10. http://clinicaltrials.gov/show/NCT01674647 [accessed July 2014].
11. Boehringer Ingelheim. Pradaxa (dabigatran etexilate) 110mg hard capsules. Summary of Product Characteristics (SmPC). January 2013.
12. http://www.fda.gov/Drugs/DrugSafety/ucm396470.htm [accessed July 2014].
13. Lip GY, Laroche C, Dan GA et al. A prospective survey in European Society of Cardiology member countries of atrial fibrillation management: baseline results of EuroObservational Research Programme Atrial Fibrillation (EORPAF) Pilot General Registry. Europace 2014;16:308–19. http://dx.doi.org/10.1093/europace/eut373
14. Kirchhof P, Ammentorp B, Darius H et al. Management of atrial fibrillation in seven European countries after the publication of the 2010 ESC Guidelines on atrial fibrillation: primary results of the PREvention oF thromboemolic events – European Registry in Atrial Fibrillation (PREFER in AF). Europace 2014;16:6–14. http://dx.doi.org/10.1093/europace/eut263
15. CSD Patient Data, Cegedim Strategic Data UK Ltd, MAT June 2014.

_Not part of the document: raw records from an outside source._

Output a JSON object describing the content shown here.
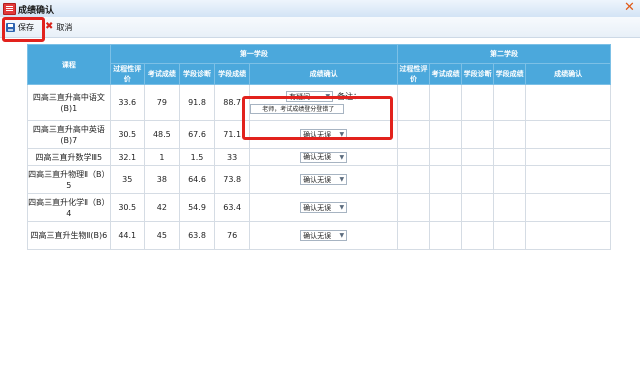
{
  "window": {
    "title": "成绩确认",
    "close_glyph": "✕"
  },
  "toolbar": {
    "save_label": "保存",
    "cancel_label": "取消"
  },
  "table": {
    "col_course": "课程",
    "semesters": [
      "第一学段",
      "第二学段"
    ],
    "metric_headers": [
      "过程性评价",
      "考试成绩",
      "学段诊断",
      "学段成绩"
    ],
    "confirm_header": "成绩确认",
    "rows": [
      {
        "course": "四高三直升高中语文(B)1",
        "values": [
          "33.6",
          "79",
          "91.8",
          "88.7"
        ],
        "confirm": "有疑问",
        "note_label": "备注：",
        "note_value": "老师，考试成绩登分登错了"
      },
      {
        "course": "四高三直升高中英语(B)7",
        "values": [
          "30.5",
          "48.5",
          "67.6",
          "71.1"
        ],
        "confirm": "确认无误"
      },
      {
        "course": "四高三直升数学Ⅲ5",
        "values": [
          "32.1",
          "1",
          "1.5",
          "33"
        ],
        "confirm": "确认无误"
      },
      {
        "course": "四高三直升物理Ⅱ（B）5",
        "values": [
          "35",
          "38",
          "64.6",
          "73.8"
        ],
        "confirm": "确认无误"
      },
      {
        "course": "四高三直升化学Ⅱ（B）4",
        "values": [
          "30.5",
          "42",
          "54.9",
          "63.4"
        ],
        "confirm": "确认无误"
      },
      {
        "course": "四高三直升生物Ⅱ(B)6",
        "values": [
          "44.1",
          "45",
          "63.8",
          "76"
        ],
        "confirm": "确认无误"
      }
    ]
  }
}
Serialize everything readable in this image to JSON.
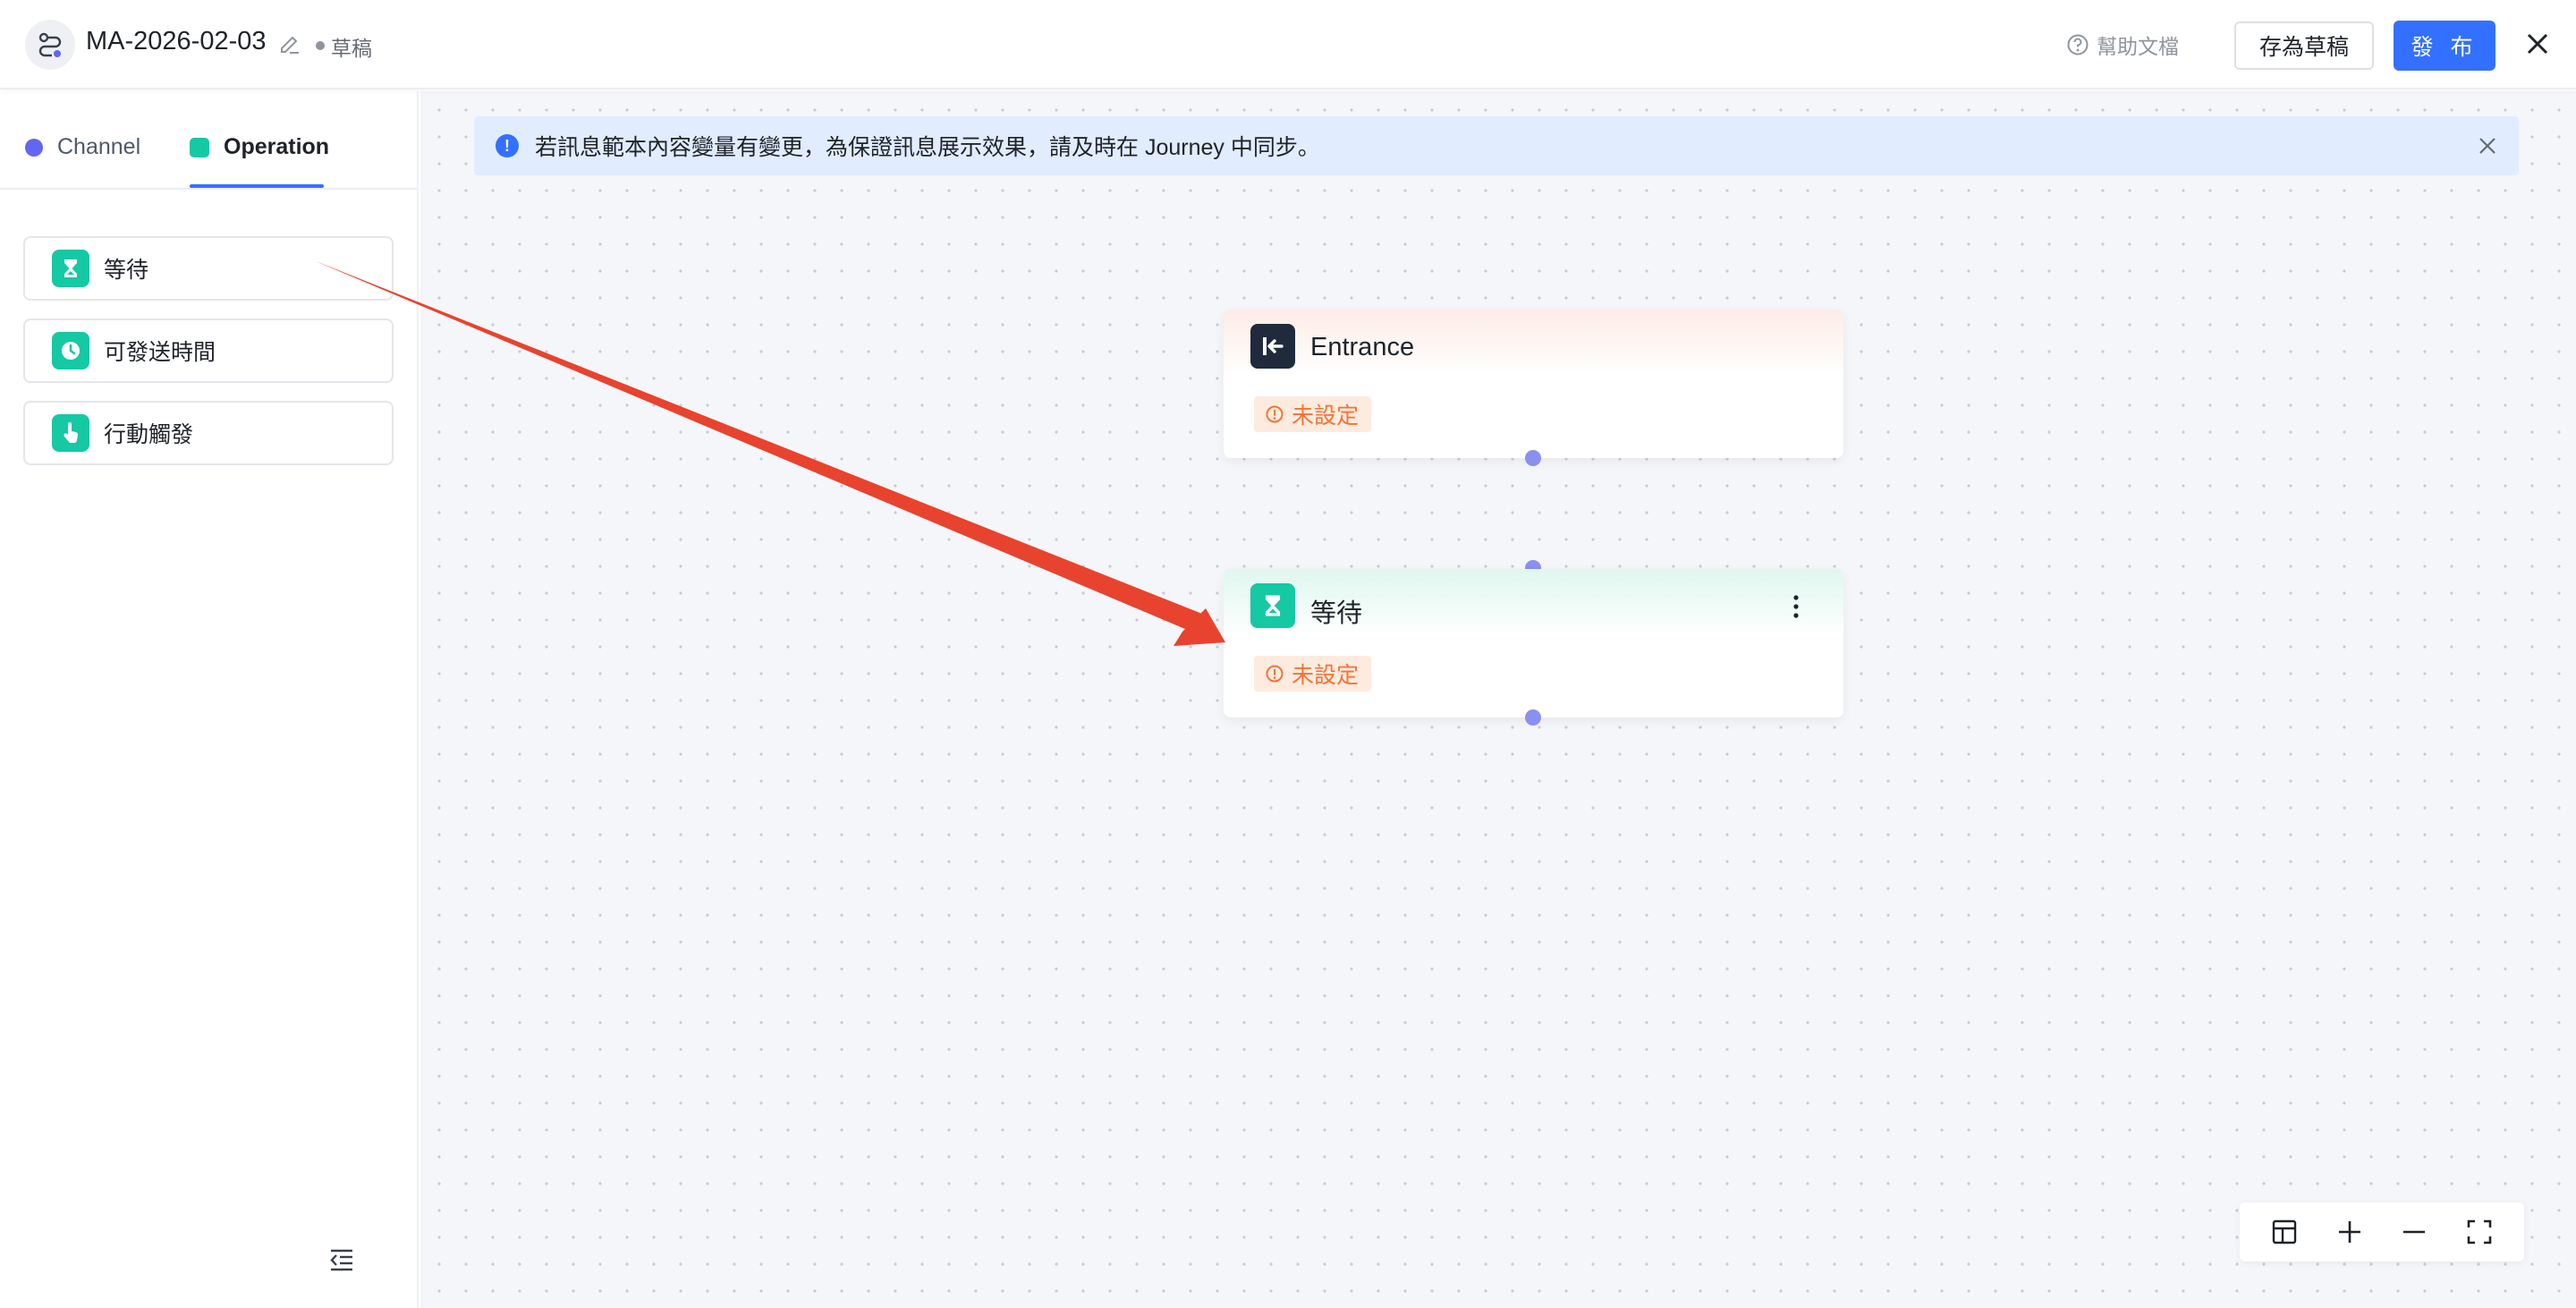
{
  "header": {
    "title": "MA-2026-02-03",
    "status": "草稿",
    "help_label": "幫助文檔",
    "save_draft_label": "存為草稿",
    "publish_label": "發 布"
  },
  "sidebar": {
    "tabs": [
      {
        "label": "Channel",
        "active": false
      },
      {
        "label": "Operation",
        "active": true
      }
    ],
    "items": [
      {
        "label": "等待",
        "icon": "hourglass-icon"
      },
      {
        "label": "可發送時間",
        "icon": "clock-icon"
      },
      {
        "label": "行動觸發",
        "icon": "pointer-hand-icon"
      }
    ]
  },
  "notice": {
    "text": "若訊息範本內容變量有變更，為保證訊息展示效果，請及時在 Journey 中同步。"
  },
  "nodes": [
    {
      "title": "Entrance",
      "status": "未設定",
      "icon": "entrance-icon"
    },
    {
      "title": "等待",
      "status": "未設定",
      "icon": "hourglass-icon"
    }
  ],
  "colors": {
    "primary": "#3370ff",
    "operation": "#14c9a4",
    "channel": "#6366f1",
    "warning": "#f77234",
    "annotation_arrow": "#e8432e"
  }
}
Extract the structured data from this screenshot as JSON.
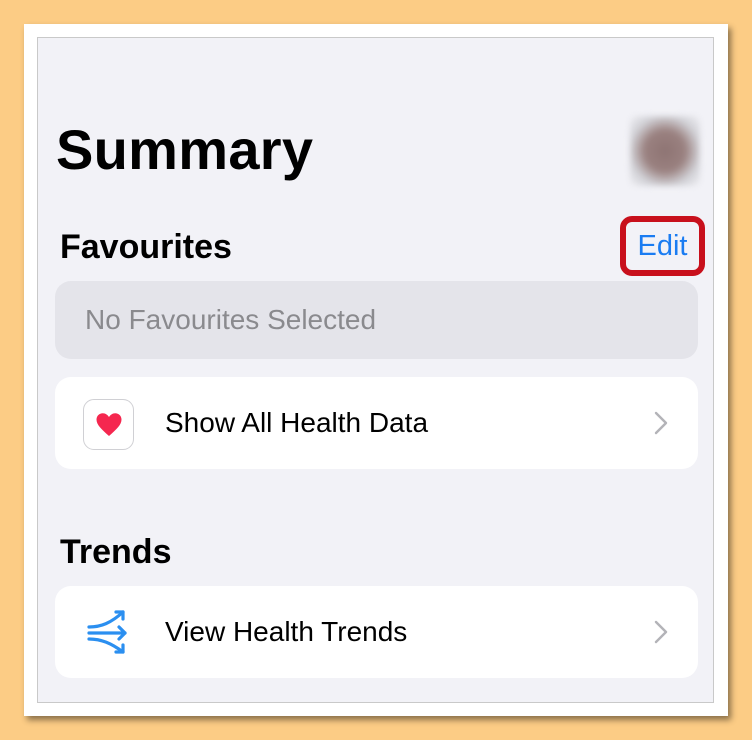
{
  "summary": {
    "title": "Summary"
  },
  "favourites": {
    "heading": "Favourites",
    "edit_label": "Edit",
    "empty_text": "No Favourites Selected",
    "show_all_label": "Show All Health Data",
    "show_all_icon": "heart-icon"
  },
  "trends": {
    "heading": "Trends",
    "view_label": "View Health Trends",
    "view_icon": "trends-arrows-icon"
  },
  "colors": {
    "background": "#fccc85",
    "screen": "#f2f2f7",
    "accent": "#1a7cf2",
    "heart": "#f5274f",
    "highlight": "#c8101c"
  }
}
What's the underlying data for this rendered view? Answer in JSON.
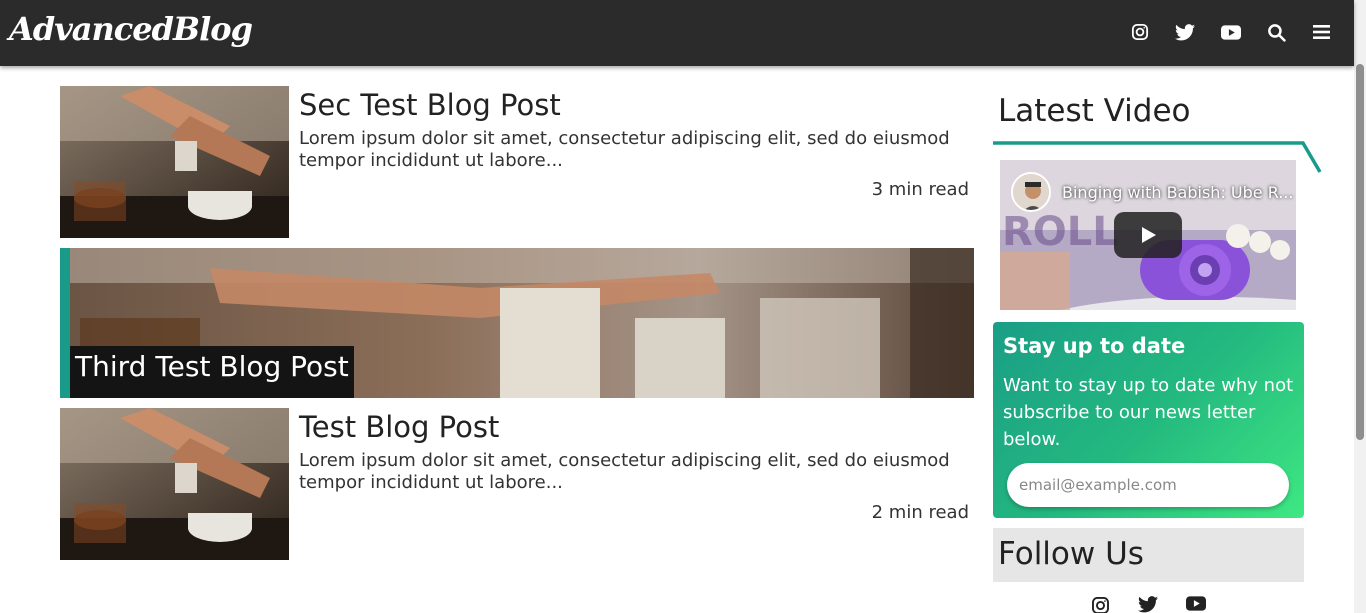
{
  "header": {
    "logo": "AdvancedBlog",
    "icons": [
      "instagram-icon",
      "twitter-icon",
      "youtube-icon",
      "search-icon",
      "menu-icon"
    ]
  },
  "posts": [
    {
      "title": "Sec Test Blog Post",
      "excerpt": "Lorem ipsum dolor sit amet, consectetur adipiscing elit, sed do eiusmod tempor incididunt ut labore...",
      "read_time": "3 min read"
    },
    {
      "title": "Third Test Blog Post",
      "featured": true
    },
    {
      "title": "Test Blog Post",
      "excerpt": "Lorem ipsum dolor sit amet, consectetur adipiscing elit, sed do eiusmod tempor incididunt ut labore...",
      "read_time": "2 min read"
    }
  ],
  "sidebar": {
    "latest_video": {
      "heading": "Latest Video",
      "video_title": "Binging with Babish: Ube R...",
      "accent": "#1a9b8a"
    },
    "subscribe": {
      "title": "Stay up to date",
      "text": "Want to stay up to date why not subscribe to our news letter below.",
      "placeholder": "email@example.com"
    },
    "follow": {
      "heading": "Follow Us",
      "icons": [
        "instagram-icon",
        "twitter-icon",
        "youtube-icon"
      ]
    }
  },
  "colors": {
    "header_bg": "#2b2b2b",
    "accent": "#1a9b8a",
    "gradient_end": "#3ee882"
  }
}
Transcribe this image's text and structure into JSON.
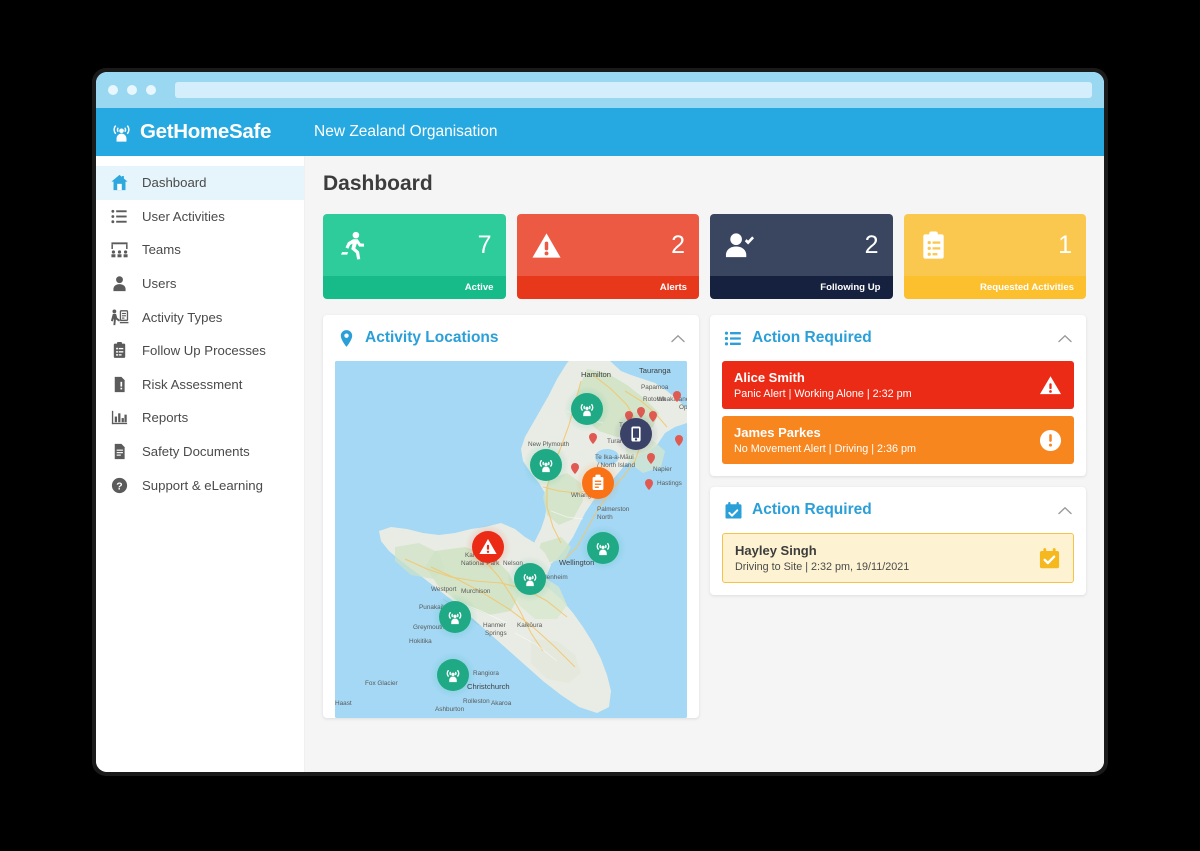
{
  "browser": {
    "dots": [
      "close-dot",
      "minimize-dot",
      "maximize-dot"
    ],
    "address_value": ""
  },
  "header": {
    "brand": "GetHomeSafe",
    "brand_icon": "signal-person-icon",
    "org_name": "New Zealand Organisation",
    "bg_color": "#26a9e0"
  },
  "sidebar": {
    "items": [
      {
        "label": "Dashboard",
        "icon": "home-icon",
        "active": true
      },
      {
        "label": "User Activities",
        "icon": "list-icon",
        "active": false
      },
      {
        "label": "Teams",
        "icon": "teams-icon",
        "active": false
      },
      {
        "label": "Users",
        "icon": "user-icon",
        "active": false
      },
      {
        "label": "Activity Types",
        "icon": "activity-types-icon",
        "active": false
      },
      {
        "label": "Follow Up Processes",
        "icon": "clipboard-check-icon",
        "active": false
      },
      {
        "label": "Risk Assessment",
        "icon": "risk-document-icon",
        "active": false
      },
      {
        "label": "Reports",
        "icon": "bar-chart-icon",
        "active": false
      },
      {
        "label": "Safety Documents",
        "icon": "document-icon",
        "active": false
      },
      {
        "label": "Support & eLearning",
        "icon": "question-circle-icon",
        "active": false
      }
    ]
  },
  "main": {
    "page_title": "Dashboard",
    "stats": [
      {
        "value": "7",
        "label": "Active",
        "icon": "running-person-icon",
        "top_color": "#2ecc9b",
        "foot_color": "#17bb8a"
      },
      {
        "value": "2",
        "label": "Alerts",
        "icon": "warning-triangle-icon",
        "top_color": "#ec5a43",
        "foot_color": "#e8381c"
      },
      {
        "value": "2",
        "label": "Following Up",
        "icon": "user-check-icon",
        "top_color": "#3a4560",
        "foot_color": "#16213f"
      },
      {
        "value": "1",
        "label": "Requested Activities",
        "icon": "clipboard-list-icon",
        "top_color": "#fbc84f",
        "foot_color": "#fcc02e"
      }
    ],
    "map_panel": {
      "title": "Activity Locations",
      "icon": "map-pin-icon",
      "collapse_icon": "chevron-up-icon",
      "map_labels": [
        "Hamilton",
        "Tauranga",
        "Papamoa",
        "Whakatane",
        "Opotiki",
        "Rotorua",
        "Taupo",
        "New Plymouth",
        "Turangi",
        "Napier",
        "Hastings",
        "Te Ika-a-Maui / North Island",
        "Whanganui",
        "Palmerston North",
        "Wellington",
        "Nelson",
        "Kahurangi National Park",
        "Blenheim",
        "Westport",
        "Murchison",
        "Kaikoura",
        "Punakaiki",
        "Hanmer Springs",
        "Greymouth",
        "Hokitika",
        "Rangiora",
        "Christchurch",
        "Rolleston",
        "Akaroa",
        "Fox Glacier",
        "Ashburton",
        "Haast"
      ],
      "markers": [
        {
          "type": "activity",
          "color": "#1faa85",
          "icon": "signal-person-icon"
        },
        {
          "type": "activity",
          "color": "#1faa85",
          "icon": "signal-person-icon"
        },
        {
          "type": "activity",
          "color": "#1faa85",
          "icon": "signal-person-icon"
        },
        {
          "type": "activity",
          "color": "#1faa85",
          "icon": "signal-person-icon"
        },
        {
          "type": "activity",
          "color": "#1faa85",
          "icon": "signal-person-icon"
        },
        {
          "type": "activity",
          "color": "#1faa85",
          "icon": "signal-person-icon"
        },
        {
          "type": "following-up",
          "color": "#3a4268",
          "icon": "phone-icon"
        },
        {
          "type": "requested",
          "color": "#f97316",
          "icon": "clipboard-icon"
        },
        {
          "type": "alert",
          "color": "#ec2b16",
          "icon": "warning-triangle-icon"
        }
      ]
    },
    "alerts_panel": {
      "title": "Action Required",
      "icon": "list-icon",
      "collapse_icon": "chevron-up-icon",
      "rows": [
        {
          "name": "Alice Smith",
          "detail": "Panic Alert | Working Alone | 2:32 pm",
          "style": "alert-red",
          "badge_icon": "warning-triangle-icon"
        },
        {
          "name": "James Parkes",
          "detail": "No Movement Alert | Driving | 2:36 pm",
          "style": "alert-orange",
          "badge_icon": "exclamation-circle-icon"
        }
      ]
    },
    "requests_panel": {
      "title": "Action Required",
      "icon": "calendar-check-icon",
      "collapse_icon": "chevron-up-icon",
      "rows": [
        {
          "name": "Hayley Singh",
          "detail": "Driving to Site | 2:32 pm, 19/11/2021",
          "style": "alert-yellow",
          "badge_icon": "calendar-check-icon"
        }
      ]
    }
  }
}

16. National Institute for Health and Care Excellence. NICE clinical guideline 180 Atrial fibrillation: the management of atrial fibrillation. London: NICE, June 2014.